Bangladesh, in a dramatic U-turn from secularism, will adopt Islam as the state religion and allow religion-based political parties to function.
Bangladesh Prime Minister Sheikh Hasina on Tuesday came out in favour of retaining Islam as the state religion, moving away from/flouting the secular provisions in the constitution that were incorporated when the country gained independence in 1971.
Bangladesh is a Sunni Muslim majority country. With a population of 150 million, it is the poorest nation in the world and the world’s third largest Muslim country. Hindus account for 9 percent of the population, with the rest being Buddhists and Christians.
For centuries the minority religious communities faced persecution. The worst political-genocide bled the nation when India and Pakistan partitioned in 1947, triggering mass migration of Hindus to neighbouring India and Muslims into Pakistan.
Pro-secularist advocates argue that the rural population and urban middle-class are largely moderate Muslim and practices a tolerant Sufi Islamic philosophy. Opponents of the change say moderate Muslims will be tormented by Islamist political groups, which have an upper hand in state polity.
The ruling Awami League, which Hasina leads, has been a champion of secular politics for decades. Hasina’s father, Sheikh Mujibur Rahman, the country’s founding prime minister, enshrined secularism in the constitution adopted in 1972.
Critics argue that Hasina’s decision is tantamount to defiance of the highest court’s landmark judgment in July last year. The court asked the government to restore the principles of secularism in the constitution.

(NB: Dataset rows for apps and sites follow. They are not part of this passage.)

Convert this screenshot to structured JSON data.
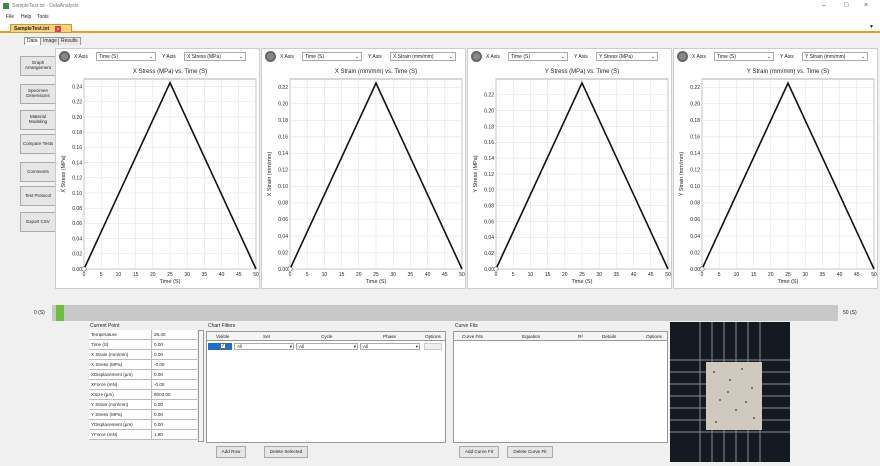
{
  "window": {
    "title": "SampleTest.txt - DataAnalysis"
  },
  "menu": [
    "File",
    "Help",
    "Tools"
  ],
  "doc_tab": "SampleTest.txt",
  "sub_tabs": [
    "Data",
    "Image",
    "Results"
  ],
  "nav": [
    "Graph Arrangement",
    "Specimen Dimensions",
    "Material Modeling",
    "Compare Tests",
    "Comments",
    "Test Protocol",
    "Export CSV"
  ],
  "axis": {
    "x_label": "X Axis",
    "y_label": "Y Axis"
  },
  "charts": [
    {
      "x_axis": "Time (S)",
      "y_axis": "X Stress (MPa)",
      "title": "X Stress (MPa) vs. Time (S)",
      "xlabel": "Time (S)",
      "ylabel": "X Stress (MPa)",
      "yticks": [
        "0.00",
        "0.02",
        "0.04",
        "0.06",
        "0.08",
        "0.10",
        "0.12",
        "0.14",
        "0.16",
        "0.18",
        "0.20",
        "0.22",
        "0.24"
      ]
    },
    {
      "x_axis": "Time (S)",
      "y_axis": "X Strain (mm/mm)",
      "title": "X Strain (mm/mm) vs. Time (S)",
      "xlabel": "Time (S)",
      "ylabel": "X Strain (mm/mm)",
      "yticks": [
        "0.00",
        "0.02",
        "0.04",
        "0.06",
        "0.08",
        "0.10",
        "0.12",
        "0.14",
        "0.16",
        "0.18",
        "0.20",
        "0.22"
      ]
    },
    {
      "x_axis": "Time (S)",
      "y_axis": "Y Stress (MPa)",
      "title": "Y Stress (MPa) vs. Time (S)",
      "xlabel": "Time (S)",
      "ylabel": "Y Stress (MPa)",
      "yticks": [
        "0.00",
        "0.02",
        "0.04",
        "0.06",
        "0.08",
        "0.10",
        "0.12",
        "0.14",
        "0.16",
        "0.18",
        "0.20",
        "0.22"
      ]
    },
    {
      "x_axis": "Time (S)",
      "y_axis": "Y Strain (mm/mm)",
      "title": "Y Strain (mm/mm) vs. Time (S)",
      "xlabel": "Time (S)",
      "ylabel": "Y Strain (mm/mm)",
      "yticks": [
        "0.00",
        "0.02",
        "0.04",
        "0.06",
        "0.08",
        "0.10",
        "0.12",
        "0.14",
        "0.16",
        "0.18",
        "0.20",
        "0.22"
      ]
    }
  ],
  "chart_data": [
    {
      "type": "line",
      "title": "X Stress (MPa) vs. Time (S)",
      "xlabel": "Time (S)",
      "ylabel": "X Stress (MPa)",
      "xlim": [
        0,
        50
      ],
      "ylim": [
        0,
        0.25
      ],
      "x": [
        0,
        25,
        50
      ],
      "y": [
        0,
        0.245,
        0
      ]
    },
    {
      "type": "line",
      "title": "X Strain (mm/mm) vs. Time (S)",
      "xlabel": "Time (S)",
      "ylabel": "X Strain (mm/mm)",
      "xlim": [
        0,
        50
      ],
      "ylim": [
        0,
        0.23
      ],
      "x": [
        0,
        25,
        50
      ],
      "y": [
        0,
        0.225,
        0
      ]
    },
    {
      "type": "line",
      "title": "Y Stress (MPa) vs. Time (S)",
      "xlabel": "Time (S)",
      "ylabel": "Y Stress (MPa)",
      "xlim": [
        0,
        50
      ],
      "ylim": [
        0,
        0.24
      ],
      "x": [
        0,
        25,
        50
      ],
      "y": [
        0,
        0.235,
        0
      ]
    },
    {
      "type": "line",
      "title": "Y Strain (mm/mm) vs. Time (S)",
      "xlabel": "Time (S)",
      "ylabel": "Y Strain (mm/mm)",
      "xlim": [
        0,
        50
      ],
      "ylim": [
        0,
        0.23
      ],
      "x": [
        0,
        25,
        50
      ],
      "y": [
        0,
        0.225,
        0
      ]
    }
  ],
  "xticks": [
    "0",
    "5",
    "10",
    "15",
    "20",
    "25",
    "30",
    "35",
    "40",
    "45",
    "50"
  ],
  "slider": {
    "left": "0 (S)",
    "right": "50 (S)"
  },
  "current_point": {
    "title": "Current Point",
    "rows": [
      [
        "Temperature",
        "26.40"
      ],
      [
        "Time (S)",
        "0.00"
      ],
      [
        "X Strain (mm/mm)",
        "0.00"
      ],
      [
        "X Stress (MPa)",
        "-0.00"
      ],
      [
        "XDisplacement (µm)",
        "0.00"
      ],
      [
        "XForce (mN)",
        "-0.00"
      ],
      [
        "XSize (µm)",
        "8003.00"
      ],
      [
        "Y Strain (mm/mm)",
        "0.00"
      ],
      [
        "Y Stress (MPa)",
        "0.00"
      ],
      [
        "YDisplacement (µm)",
        "0.00"
      ],
      [
        "YForce (mN)",
        "1.80"
      ]
    ]
  },
  "chart_filters": {
    "title": "Chart Filters",
    "headers": [
      "Visible",
      "Set",
      "Cycle",
      "Phase",
      "Options"
    ],
    "set": "All",
    "cycle": "All",
    "phase": "All",
    "add_row": "Add Row",
    "delete_selected": "Delete Selected"
  },
  "curve_fits": {
    "title": "Curve Fits",
    "headers": [
      "Curve Fits",
      "Equation",
      "R²",
      "Details",
      "Options"
    ],
    "add": "Add Curve Fit",
    "delete": "Delete Curve Fit"
  }
}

Taking a departure from the 1972 constitution, Hasina said that the Arabic phrase “Bismillahir Rahmanir Rahim” (“In the name of Allah, the Most Merciful, the Most Compassionate”) will remain above the preamble of the constitution.